[Data records for software interfaces]
__________________________________________________
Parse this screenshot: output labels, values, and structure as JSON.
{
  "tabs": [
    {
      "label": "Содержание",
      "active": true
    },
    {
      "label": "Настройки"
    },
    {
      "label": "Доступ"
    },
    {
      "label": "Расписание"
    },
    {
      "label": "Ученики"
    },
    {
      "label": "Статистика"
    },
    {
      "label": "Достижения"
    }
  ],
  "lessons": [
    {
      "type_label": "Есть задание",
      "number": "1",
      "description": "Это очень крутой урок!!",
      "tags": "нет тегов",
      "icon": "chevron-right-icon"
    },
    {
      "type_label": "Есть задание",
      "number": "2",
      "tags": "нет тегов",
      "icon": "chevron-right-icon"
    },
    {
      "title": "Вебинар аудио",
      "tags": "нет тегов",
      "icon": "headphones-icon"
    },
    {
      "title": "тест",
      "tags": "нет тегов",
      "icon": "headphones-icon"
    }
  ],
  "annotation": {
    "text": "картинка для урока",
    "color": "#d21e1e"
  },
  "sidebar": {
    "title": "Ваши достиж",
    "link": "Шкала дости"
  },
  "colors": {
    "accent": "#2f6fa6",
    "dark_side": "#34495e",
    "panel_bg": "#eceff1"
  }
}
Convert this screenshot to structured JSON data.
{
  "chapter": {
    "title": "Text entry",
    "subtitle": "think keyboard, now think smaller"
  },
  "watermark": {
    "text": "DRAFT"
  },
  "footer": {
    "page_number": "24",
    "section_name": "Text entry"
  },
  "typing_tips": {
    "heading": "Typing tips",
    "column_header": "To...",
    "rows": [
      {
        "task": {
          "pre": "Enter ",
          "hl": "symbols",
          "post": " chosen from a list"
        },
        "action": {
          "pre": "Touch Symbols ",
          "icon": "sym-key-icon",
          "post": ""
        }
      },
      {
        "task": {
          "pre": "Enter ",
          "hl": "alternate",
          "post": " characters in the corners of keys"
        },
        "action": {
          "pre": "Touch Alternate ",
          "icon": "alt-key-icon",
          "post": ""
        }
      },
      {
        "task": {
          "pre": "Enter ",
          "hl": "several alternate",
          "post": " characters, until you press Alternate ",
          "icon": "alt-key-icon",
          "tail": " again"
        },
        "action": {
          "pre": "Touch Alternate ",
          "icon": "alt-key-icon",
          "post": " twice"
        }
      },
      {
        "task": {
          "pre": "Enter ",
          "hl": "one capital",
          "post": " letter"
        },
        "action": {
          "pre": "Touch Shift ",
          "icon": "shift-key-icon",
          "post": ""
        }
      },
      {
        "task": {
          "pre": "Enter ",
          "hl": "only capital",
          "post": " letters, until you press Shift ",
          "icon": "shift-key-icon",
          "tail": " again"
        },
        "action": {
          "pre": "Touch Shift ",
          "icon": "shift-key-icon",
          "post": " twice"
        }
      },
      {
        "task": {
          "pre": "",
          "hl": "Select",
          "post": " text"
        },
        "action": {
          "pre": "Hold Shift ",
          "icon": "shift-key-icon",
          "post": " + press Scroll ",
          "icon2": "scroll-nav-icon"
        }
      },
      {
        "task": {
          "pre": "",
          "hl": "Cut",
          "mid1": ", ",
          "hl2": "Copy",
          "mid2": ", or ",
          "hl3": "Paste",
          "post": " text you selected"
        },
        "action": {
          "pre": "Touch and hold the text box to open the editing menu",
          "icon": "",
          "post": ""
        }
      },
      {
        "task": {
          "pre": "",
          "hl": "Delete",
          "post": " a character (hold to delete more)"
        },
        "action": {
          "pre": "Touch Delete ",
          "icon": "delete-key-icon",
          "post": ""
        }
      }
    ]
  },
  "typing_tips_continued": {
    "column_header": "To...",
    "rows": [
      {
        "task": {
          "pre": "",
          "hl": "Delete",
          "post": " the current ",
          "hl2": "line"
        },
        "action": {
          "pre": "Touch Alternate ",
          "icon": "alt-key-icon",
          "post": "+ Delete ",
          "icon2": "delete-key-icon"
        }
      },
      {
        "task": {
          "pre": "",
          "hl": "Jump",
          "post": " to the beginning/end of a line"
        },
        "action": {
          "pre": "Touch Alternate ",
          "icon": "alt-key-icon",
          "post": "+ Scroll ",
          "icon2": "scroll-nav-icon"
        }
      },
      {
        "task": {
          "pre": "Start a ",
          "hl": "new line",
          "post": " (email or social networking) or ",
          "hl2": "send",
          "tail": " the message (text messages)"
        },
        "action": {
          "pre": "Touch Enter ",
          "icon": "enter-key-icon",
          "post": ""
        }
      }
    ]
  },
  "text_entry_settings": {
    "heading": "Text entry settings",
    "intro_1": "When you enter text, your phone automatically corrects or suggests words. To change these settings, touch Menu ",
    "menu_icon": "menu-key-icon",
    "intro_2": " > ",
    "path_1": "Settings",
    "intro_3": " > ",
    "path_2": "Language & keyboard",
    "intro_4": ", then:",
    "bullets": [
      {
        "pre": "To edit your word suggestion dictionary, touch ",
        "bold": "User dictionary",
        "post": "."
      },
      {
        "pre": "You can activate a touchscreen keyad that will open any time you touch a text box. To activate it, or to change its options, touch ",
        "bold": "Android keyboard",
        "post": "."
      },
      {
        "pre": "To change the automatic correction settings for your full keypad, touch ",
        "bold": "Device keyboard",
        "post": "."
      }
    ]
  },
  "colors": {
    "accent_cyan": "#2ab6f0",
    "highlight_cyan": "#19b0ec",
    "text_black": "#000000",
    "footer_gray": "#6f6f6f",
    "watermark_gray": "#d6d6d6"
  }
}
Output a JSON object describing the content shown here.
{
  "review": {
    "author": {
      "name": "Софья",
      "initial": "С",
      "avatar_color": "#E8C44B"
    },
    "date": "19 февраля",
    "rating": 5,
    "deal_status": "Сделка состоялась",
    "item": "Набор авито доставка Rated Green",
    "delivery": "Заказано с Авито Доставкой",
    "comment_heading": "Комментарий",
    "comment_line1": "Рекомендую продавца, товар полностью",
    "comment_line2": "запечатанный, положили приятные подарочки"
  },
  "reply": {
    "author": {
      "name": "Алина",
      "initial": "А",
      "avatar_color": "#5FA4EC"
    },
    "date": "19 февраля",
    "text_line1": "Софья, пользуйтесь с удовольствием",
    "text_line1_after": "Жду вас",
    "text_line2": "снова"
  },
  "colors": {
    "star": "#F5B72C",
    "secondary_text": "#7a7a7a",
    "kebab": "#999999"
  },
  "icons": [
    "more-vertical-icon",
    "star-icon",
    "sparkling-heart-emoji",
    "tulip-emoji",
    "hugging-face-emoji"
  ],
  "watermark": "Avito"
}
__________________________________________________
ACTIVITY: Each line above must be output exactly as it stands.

PROBLEM SOLUTION:
Parse this screenshot: output labels, values, and structure as JSON.
{
  "tabs": [
    {
      "label": "Содержание",
      "active": true
    },
    {
      "label": "Настройки"
    },
    {
      "label": "Доступ"
    },
    {
      "label": "Расписание"
    },
    {
      "label": "Ученики"
    },
    {
      "label": "Статистика"
    },
    {
      "label": "Достижения"
    }
  ],
  "lessons": [
    {
      "type_label": "Есть задание",
      "number": "1",
      "description": "Это очень крутой урок!!",
      "tags": "нет тегов",
      "icon": "chevron-right-icon"
    },
    {
      "type_label": "Есть задание",
      "number": "2",
      "tags": "нет тегов",
      "icon": "chevron-right-icon"
    },
    {
      "title": "Вебинар аудио",
      "tags": "нет тегов",
      "icon": "headphones-icon"
    },
    {
      "title": "тест",
      "tags": "нет тегов",
      "icon": "headphones-icon"
    }
  ],
  "annotation": {
    "text": "картинка для урока",
    "color": "#d21e1e"
  },
  "sidebar": {
    "title": "Ваши достиж",
    "link": "Шкала дости"
  },
  "colors": {
    "accent": "#2f6fa6",
    "dark_side": "#34495e",
    "panel_bg": "#eceff1"
  }
}
Convert this screenshot to structured JSON data.
{
  "chapter": {
    "title": "Text entry",
    "subtitle": "think keyboard, now think smaller"
  },
  "watermark": {
    "text": "DRAFT"
  },
  "footer": {
    "page_number": "24",
    "section_name": "Text entry"
  },
  "typing_tips": {
    "heading": "Typing tips",
    "column_header": "To...",
    "rows": [
      {
        "task": {
          "pre": "Enter ",
          "hl": "symbols",
          "post": " chosen from a list"
        },
        "action": {
          "pre": "Touch Symbols ",
          "icon": "sym-key-icon",
          "post": ""
        }
      },
      {
        "task": {
          "pre": "Enter ",
          "hl": "alternate",
          "post": " characters in the corners of keys"
        },
        "action": {
          "pre": "Touch Alternate ",
          "icon": "alt-key-icon",
          "post": ""
        }
      },
      {
        "task": {
          "pre": "Enter ",
          "hl": "several alternate",
          "post": " characters, until you press Alternate ",
          "icon": "alt-key-icon",
          "tail": " again"
        },
        "action": {
          "pre": "Touch Alternate ",
          "icon": "alt-key-icon",
          "post": " twice"
        }
      },
      {
        "task": {
          "pre": "Enter ",
          "hl": "one capital",
          "post": " letter"
        },
        "action": {
          "pre": "Touch Shift ",
          "icon": "shift-key-icon",
          "post": ""
        }
      },
      {
        "task": {
          "pre": "Enter ",
          "hl": "only capital",
          "post": " letters, until you press Shift ",
          "icon": "shift-key-icon",
          "tail": " again"
        },
        "action": {
          "pre": "Touch Shift ",
          "icon": "shift-key-icon",
          "post": " twice"
        }
      },
      {
        "task": {
          "pre": "",
          "hl": "Select",
          "post": " text"
        },
        "action": {
          "pre": "Hold Shift ",
          "icon": "shift-key-icon",
          "post": " + press Scroll ",
          "icon2": "scroll-nav-icon"
        }
      },
      {
        "task": {
          "pre": "",
          "hl": "Cut",
          "mid1": ", ",
          "hl2": "Copy",
          "mid2": ", or ",
          "hl3": "Paste",
          "post": " text you selected"
        },
        "action": {
          "pre": "Touch and hold the text box to open the editing menu",
          "icon": "",
          "post": ""
        }
      },
      {
        "task": {
          "pre": "",
          "hl": "Delete",
          "post": " a character (hold to delete more)"
        },
        "action": {
          "pre": "Touch Delete ",
          "icon": "delete-key-icon",
          "post": ""
        }
      }
    ]
  },
  "typing_tips_continued": {
    "column_header": "To...",
    "rows": [
      {
        "task": {
          "pre": "",
          "hl": "Delete",
          "post": " the current ",
          "hl2": "line"
        },
        "action": {
          "pre": "Touch Alternate ",
          "icon": "alt-key-icon",
          "post": "+ Delete ",
          "icon2": "delete-key-icon"
        }
      },
      {
        "task": {
          "pre": "",
          "hl": "Jump",
          "post": " to the beginning/end of a line"
        },
        "action": {
          "pre": "Touch Alternate ",
          "icon": "alt-key-icon",
          "post": "+ Scroll ",
          "icon2": "scroll-nav-icon"
        }
      },
      {
        "task": {
          "pre": "Start a ",
          "hl": "new line",
          "post": " (email or social networking) or ",
          "hl2": "send",
          "tail": " the message (text messages)"
        },
        "action": {
          "pre": "Touch Enter ",
          "icon": "enter-key-icon",
          "post": ""
        }
      }
    ]
  },
  "text_entry_settings": {
    "heading": "Text entry settings",
    "intro_1": "When you enter text, your phone automatically corrects or suggests words. To change these settings, touch Menu ",
    "menu_icon": "menu-key-icon",
    "intro_2": " > ",
    "path_1": "Settings",
    "intro_3": " > ",
    "path_2": "Language & keyboard",
    "intro_4": ", then:",
    "bullets": [
      {
        "pre": "To edit your word suggestion dictionary, touch ",
        "bold": "User dictionary",
        "post": "."
      },
      {
        "pre": "You can activate a touchscreen keyad that will open any time you touch a text box. To activate it, or to change its options, touch ",
        "bold": "Android keyboard",
        "post": "."
      },
      {
        "pre": "To change the automatic correction settings for your full keypad, touch ",
        "bold": "Device keyboard",
        "post": "."
      }
    ]
  },
  "colors": {
    "accent_cyan": "#2ab6f0",
    "highlight_cyan": "#19b0ec",
    "text_black": "#000000",
    "footer_gray": "#6f6f6f",
    "watermark_gray": "#d6d6d6"
  }
}
Output a JSON object describing the content shown here.
{
  "review": {
    "author": {
      "name": "Софья",
      "initial": "С",
      "avatar_color": "#E8C44B"
    },
    "date": "19 февраля",
    "rating": 5,
    "deal_status": "Сделка состоялась",
    "item": "Набор авито доставка Rated Green",
    "delivery": "Заказано с Авито Доставкой",
    "comment_heading": "Комментарий",
    "comment_line1": "Рекомендую продавца, товар полностью",
    "comment_line2": "запечатанный, положили приятные подарочки"
  },
  "reply": {
    "author": {
      "name": "Алина",
      "initial": "А",
      "avatar_color": "#5FA4EC"
    },
    "date": "19 февраля",
    "text_line1": "Софья, пользуйтесь с удовольствием",
    "text_line1_after": "Жду вас",
    "text_line2": "снова"
  },
  "colors": {
    "star": "#F5B72C",
    "secondary_text": "#7a7a7a",
    "kebab": "#999999"
  },
  "icons": [
    "more-vertical-icon",
    "star-icon",
    "sparkling-heart-emoji",
    "tulip-emoji",
    "hugging-face-emoji"
  ],
  "watermark": "Avito"
}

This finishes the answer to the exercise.